Task requirements:
Repeat the data exactly. Pictures stay out.
Entries provided START
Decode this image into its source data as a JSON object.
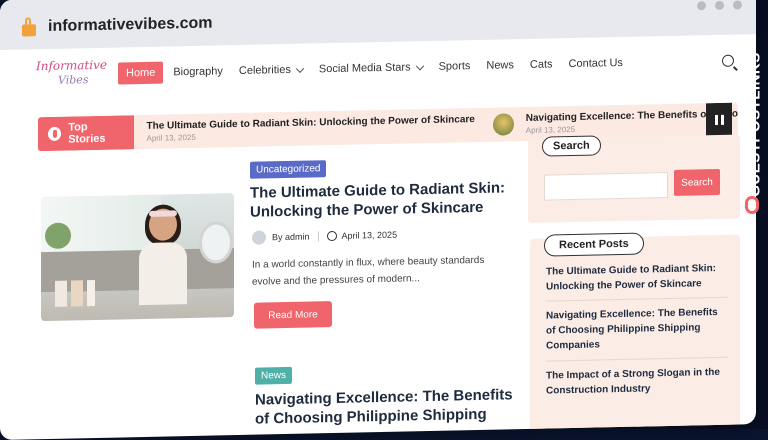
{
  "browser": {
    "url": "informativevibes.com"
  },
  "site": {
    "logo_line1": "Informative",
    "logo_line2": "Vibes",
    "nav": {
      "home": "Home",
      "biography": "Biography",
      "celebrities": "Celebrities",
      "social_media_stars": "Social Media Stars",
      "sports": "Sports",
      "news": "News",
      "cats": "Cats",
      "contact": "Contact Us"
    }
  },
  "ticker": {
    "label": "Top Stories",
    "items": [
      {
        "title": "The Ultimate Guide to Radiant Skin: Unlocking the Power of Skincare",
        "date": "April 13, 2025"
      },
      {
        "title": "Navigating Excellence: The Benefits of Choo",
        "date": "April 13, 2025"
      }
    ]
  },
  "posts": [
    {
      "category": "Uncategorized",
      "title": "The Ultimate Guide to Radiant Skin: Unlocking the Power of Skincare",
      "author": "By admin",
      "date": "April 13, 2025",
      "excerpt": "In a world constantly in flux, where beauty standards evolve and the pressures of modern...",
      "read_more": "Read More"
    },
    {
      "category": "News",
      "title": "Navigating Excellence: The Benefits of Choosing Philippine Shipping"
    }
  ],
  "sidebar": {
    "search_title": "Search",
    "search_button": "Search",
    "recent_title": "Recent Posts",
    "recent": [
      "The Ultimate Guide to Radiant Skin: Unlocking the Power of Skincare",
      "Navigating Excellence: The Benefits of Choosing Philippine Shipping Companies",
      "The Impact of a Strong Slogan in the Construction Industry"
    ]
  },
  "brand_badge": "GUESTPOSTLINKS",
  "colors": {
    "accent": "#f0656b",
    "badge_blue": "#5a6bc7",
    "badge_green": "#4fb0a8"
  }
}
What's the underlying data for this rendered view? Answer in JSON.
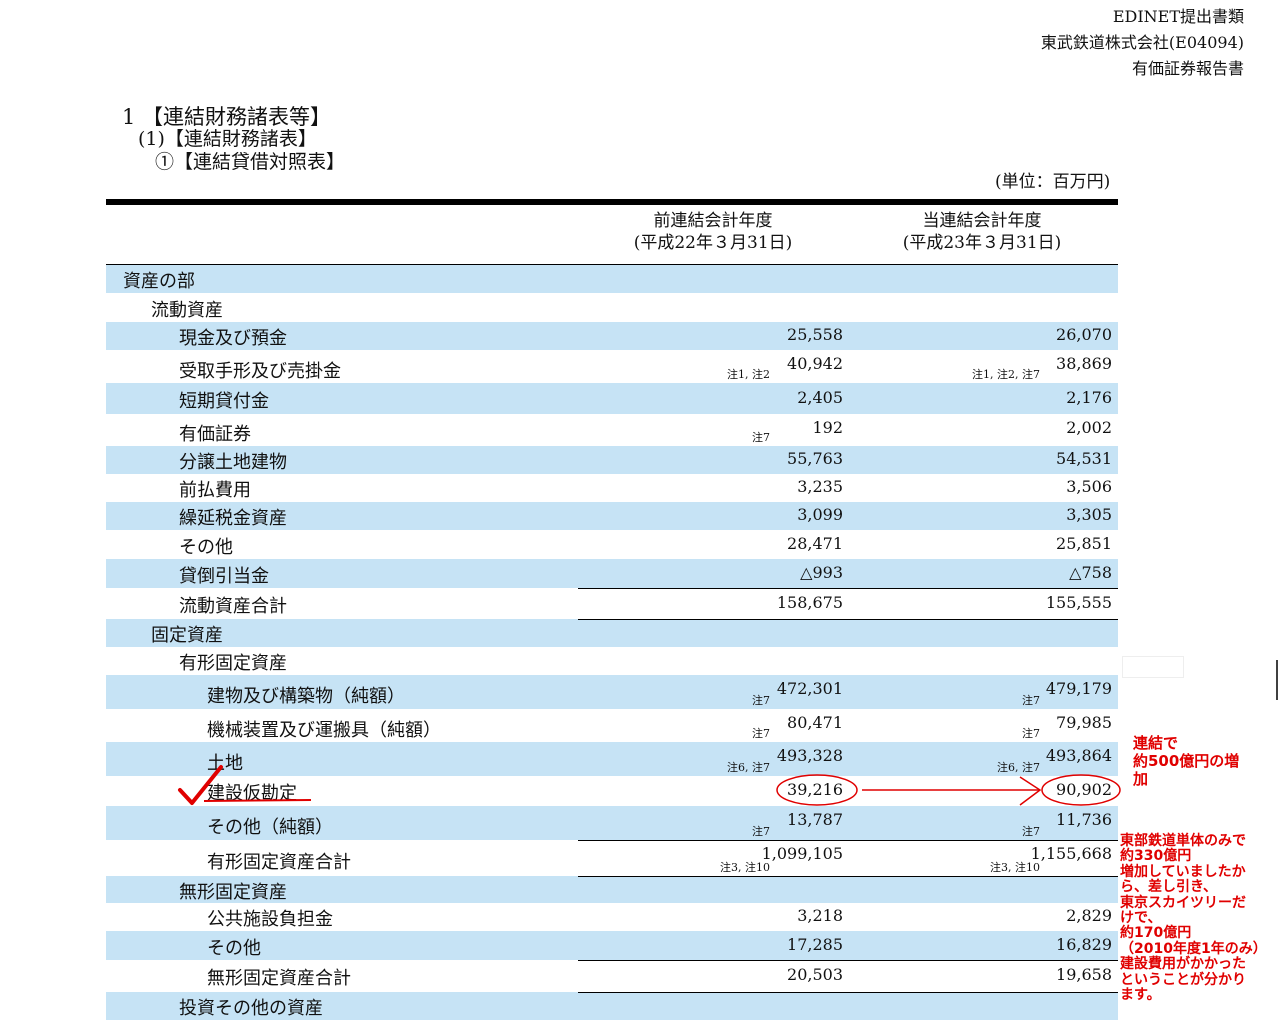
{
  "header": {
    "line1": "EDINET提出書類",
    "line2": "東武鉄道株式会社(E04094)",
    "line3": "有価証券報告書"
  },
  "sections": {
    "s1": "1 【連結財務諸表等】",
    "s2": "(1)【連結財務諸表】",
    "s3": "①【連結貸借対照表】"
  },
  "unit": "(単位：百万円)",
  "columns": {
    "prev_title": "前連結会計年度",
    "prev_date": "(平成22年３月31日)",
    "curr_title": "当連結会計年度",
    "curr_date": "(平成23年３月31日)"
  },
  "rows": [
    {
      "label": "資産の部",
      "prev": "",
      "curr": "",
      "prev_note": "",
      "curr_note": ""
    },
    {
      "label": "流動資産",
      "prev": "",
      "curr": "",
      "prev_note": "",
      "curr_note": ""
    },
    {
      "label": "現金及び預金",
      "prev": "25,558",
      "curr": "26,070",
      "prev_note": "",
      "curr_note": ""
    },
    {
      "label": "受取手形及び売掛金",
      "prev": "40,942",
      "curr": "38,869",
      "prev_note": "注1, 注2",
      "curr_note": "注1, 注2, 注7"
    },
    {
      "label": "短期貸付金",
      "prev": "2,405",
      "curr": "2,176",
      "prev_note": "",
      "curr_note": ""
    },
    {
      "label": "有価証券",
      "prev": "192",
      "curr": "2,002",
      "prev_note": "注7",
      "curr_note": ""
    },
    {
      "label": "分譲土地建物",
      "prev": "55,763",
      "curr": "54,531",
      "prev_note": "",
      "curr_note": ""
    },
    {
      "label": "前払費用",
      "prev": "3,235",
      "curr": "3,506",
      "prev_note": "",
      "curr_note": ""
    },
    {
      "label": "繰延税金資産",
      "prev": "3,099",
      "curr": "3,305",
      "prev_note": "",
      "curr_note": ""
    },
    {
      "label": "その他",
      "prev": "28,471",
      "curr": "25,851",
      "prev_note": "",
      "curr_note": ""
    },
    {
      "label": "貸倒引当金",
      "prev": "△993",
      "curr": "△758",
      "prev_note": "",
      "curr_note": ""
    },
    {
      "label": "流動資産合計",
      "prev": "158,675",
      "curr": "155,555",
      "prev_note": "",
      "curr_note": ""
    },
    {
      "label": "固定資産",
      "prev": "",
      "curr": "",
      "prev_note": "",
      "curr_note": ""
    },
    {
      "label": "有形固定資産",
      "prev": "",
      "curr": "",
      "prev_note": "",
      "curr_note": ""
    },
    {
      "label": "建物及び構築物（純額）",
      "prev": "472,301",
      "curr": "479,179",
      "prev_note": "注7",
      "curr_note": "注7"
    },
    {
      "label": "機械装置及び運搬具（純額）",
      "prev": "80,471",
      "curr": "79,985",
      "prev_note": "注7",
      "curr_note": "注7"
    },
    {
      "label": "土地",
      "prev": "493,328",
      "curr": "493,864",
      "prev_note": "注6, 注7",
      "curr_note": "注6, 注7"
    },
    {
      "label": "建設仮勘定",
      "prev": "39,216",
      "curr": "90,902",
      "prev_note": "",
      "curr_note": ""
    },
    {
      "label": "その他（純額）",
      "prev": "13,787",
      "curr": "11,736",
      "prev_note": "注7",
      "curr_note": "注7"
    },
    {
      "label": "有形固定資産合計",
      "prev": "1,099,105",
      "curr": "1,155,668",
      "prev_note": "注3, 注10",
      "curr_note": "注3, 注10"
    },
    {
      "label": "無形固定資産",
      "prev": "",
      "curr": "",
      "prev_note": "",
      "curr_note": ""
    },
    {
      "label": "公共施設負担金",
      "prev": "3,218",
      "curr": "2,829",
      "prev_note": "",
      "curr_note": ""
    },
    {
      "label": "その他",
      "prev": "17,285",
      "curr": "16,829",
      "prev_note": "",
      "curr_note": ""
    },
    {
      "label": "無形固定資産合計",
      "prev": "20,503",
      "curr": "19,658",
      "prev_note": "",
      "curr_note": ""
    },
    {
      "label": "投資その他の資産",
      "prev": "",
      "curr": "",
      "prev_note": "",
      "curr_note": ""
    }
  ],
  "annotations": {
    "consolidated": [
      "連結で",
      "約500億円の増",
      "加"
    ],
    "note": [
      "東部鉄道単体のみで",
      "約330億円",
      "増加していましたか",
      "ら、差し引き、",
      "東京スカイツリーだ",
      "けで、",
      "約170億円",
      "（2010年度1年のみ）",
      "建設費用がかかった",
      "ということが分かり",
      "ます。"
    ]
  },
  "colors": {
    "row_highlight": "#c6e3f5",
    "annotation_red": "#e00000"
  }
}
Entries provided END
Solved problem:
Decode this image into its source data as a JSON object.
{
  "browser": {
    "url": "informativevibes.com"
  },
  "site": {
    "logo_line1": "Informative",
    "logo_line2": "Vibes",
    "nav": {
      "home": "Home",
      "biography": "Biography",
      "celebrities": "Celebrities",
      "social_media_stars": "Social Media Stars",
      "sports": "Sports",
      "news": "News",
      "cats": "Cats",
      "contact": "Contact Us"
    }
  },
  "ticker": {
    "label": "Top Stories",
    "items": [
      {
        "title": "The Ultimate Guide to Radiant Skin: Unlocking the Power of Skincare",
        "date": "April 13, 2025"
      },
      {
        "title": "Navigating Excellence: The Benefits of Choo",
        "date": "April 13, 2025"
      }
    ]
  },
  "posts": [
    {
      "category": "Uncategorized",
      "title": "The Ultimate Guide to Radiant Skin: Unlocking the Power of Skincare",
      "author": "By admin",
      "date": "April 13, 2025",
      "excerpt": "In a world constantly in flux, where beauty standards evolve and the pressures of modern...",
      "read_more": "Read More"
    },
    {
      "category": "News",
      "title": "Navigating Excellence: The Benefits of Choosing Philippine Shipping"
    }
  ],
  "sidebar": {
    "search_title": "Search",
    "search_button": "Search",
    "recent_title": "Recent Posts",
    "recent": [
      "The Ultimate Guide to Radiant Skin: Unlocking the Power of Skincare",
      "Navigating Excellence: The Benefits of Choosing Philippine Shipping Companies",
      "The Impact of a Strong Slogan in the Construction Industry"
    ]
  },
  "brand_badge": "GUESTPOSTLINKS",
  "colors": {
    "accent": "#f0656b",
    "badge_blue": "#5a6bc7",
    "badge_green": "#4fb0a8"
  }
}
What's the underlying data for this rendered view? Answer in JSON.
{
  "header": {
    "line1": "EDINET提出書類",
    "line2": "東武鉄道株式会社(E04094)",
    "line3": "有価証券報告書"
  },
  "sections": {
    "s1": "1 【連結財務諸表等】",
    "s2": "(1)【連結財務諸表】",
    "s3": "①【連結貸借対照表】"
  },
  "unit": "(単位：百万円)",
  "columns": {
    "prev_title": "前連結会計年度",
    "prev_date": "(平成22年３月31日)",
    "curr_title": "当連結会計年度",
    "curr_date": "(平成23年３月31日)"
  },
  "rows": [
    {
      "label": "資産の部",
      "prev": "",
      "curr": "",
      "prev_note": "",
      "curr_note": ""
    },
    {
      "label": "流動資産",
      "prev": "",
      "curr": "",
      "prev_note": "",
      "curr_note": ""
    },
    {
      "label": "現金及び預金",
      "prev": "25,558",
      "curr": "26,070",
      "prev_note": "",
      "curr_note": ""
    },
    {
      "label": "受取手形及び売掛金",
      "prev": "40,942",
      "curr": "38,869",
      "prev_note": "注1, 注2",
      "curr_note": "注1, 注2, 注7"
    },
    {
      "label": "短期貸付金",
      "prev": "2,405",
      "curr": "2,176",
      "prev_note": "",
      "curr_note": ""
    },
    {
      "label": "有価証券",
      "prev": "192",
      "curr": "2,002",
      "prev_note": "注7",
      "curr_note": ""
    },
    {
      "label": "分譲土地建物",
      "prev": "55,763",
      "curr": "54,531",
      "prev_note": "",
      "curr_note": ""
    },
    {
      "label": "前払費用",
      "prev": "3,235",
      "curr": "3,506",
      "prev_note": "",
      "curr_note": ""
    },
    {
      "label": "繰延税金資産",
      "prev": "3,099",
      "curr": "3,305",
      "prev_note": "",
      "curr_note": ""
    },
    {
      "label": "その他",
      "prev": "28,471",
      "curr": "25,851",
      "prev_note": "",
      "curr_note": ""
    },
    {
      "label": "貸倒引当金",
      "prev": "△993",
      "curr": "△758",
      "prev_note": "",
      "curr_note": ""
    },
    {
      "label": "流動資産合計",
      "prev": "158,675",
      "curr": "155,555",
      "prev_note": "",
      "curr_note": ""
    },
    {
      "label": "固定資産",
      "prev": "",
      "curr": "",
      "prev_note": "",
      "curr_note": ""
    },
    {
      "label": "有形固定資産",
      "prev": "",
      "curr": "",
      "prev_note": "",
      "curr_note": ""
    },
    {
      "label": "建物及び構築物（純額）",
      "prev": "472,301",
      "curr": "479,179",
      "prev_note": "注7",
      "curr_note": "注7"
    },
    {
      "label": "機械装置及び運搬具（純額）",
      "prev": "80,471",
      "curr": "79,985",
      "prev_note": "注7",
      "curr_note": "注7"
    },
    {
      "label": "土地",
      "prev": "493,328",
      "curr": "493,864",
      "prev_note": "注6, 注7",
      "curr_note": "注6, 注7"
    },
    {
      "label": "建設仮勘定",
      "prev": "39,216",
      "curr": "90,902",
      "prev_note": "",
      "curr_note": ""
    },
    {
      "label": "その他（純額）",
      "prev": "13,787",
      "curr": "11,736",
      "prev_note": "注7",
      "curr_note": "注7"
    },
    {
      "label": "有形固定資産合計",
      "prev": "1,099,105",
      "curr": "1,155,668",
      "prev_note": "注3, 注10",
      "curr_note": "注3, 注10"
    },
    {
      "label": "無形固定資産",
      "prev": "",
      "curr": "",
      "prev_note": "",
      "curr_note": ""
    },
    {
      "label": "公共施設負担金",
      "prev": "3,218",
      "curr": "2,829",
      "prev_note": "",
      "curr_note": ""
    },
    {
      "label": "その他",
      "prev": "17,285",
      "curr": "16,829",
      "prev_note": "",
      "curr_note": ""
    },
    {
      "label": "無形固定資産合計",
      "prev": "20,503",
      "curr": "19,658",
      "prev_note": "",
      "curr_note": ""
    },
    {
      "label": "投資その他の資産",
      "prev": "",
      "curr": "",
      "prev_note": "",
      "curr_note": ""
    }
  ],
  "annotations": {
    "consolidated": [
      "連結で",
      "約500億円の増",
      "加"
    ],
    "note": [
      "東部鉄道単体のみで",
      "約330億円",
      "増加していましたか",
      "ら、差し引き、",
      "東京スカイツリーだ",
      "けで、",
      "約170億円",
      "（2010年度1年のみ）",
      "建設費用がかかった",
      "ということが分かり",
      "ます。"
    ]
  },
  "colors": {
    "row_highlight": "#c6e3f5",
    "annotation_red": "#e00000"
  }
}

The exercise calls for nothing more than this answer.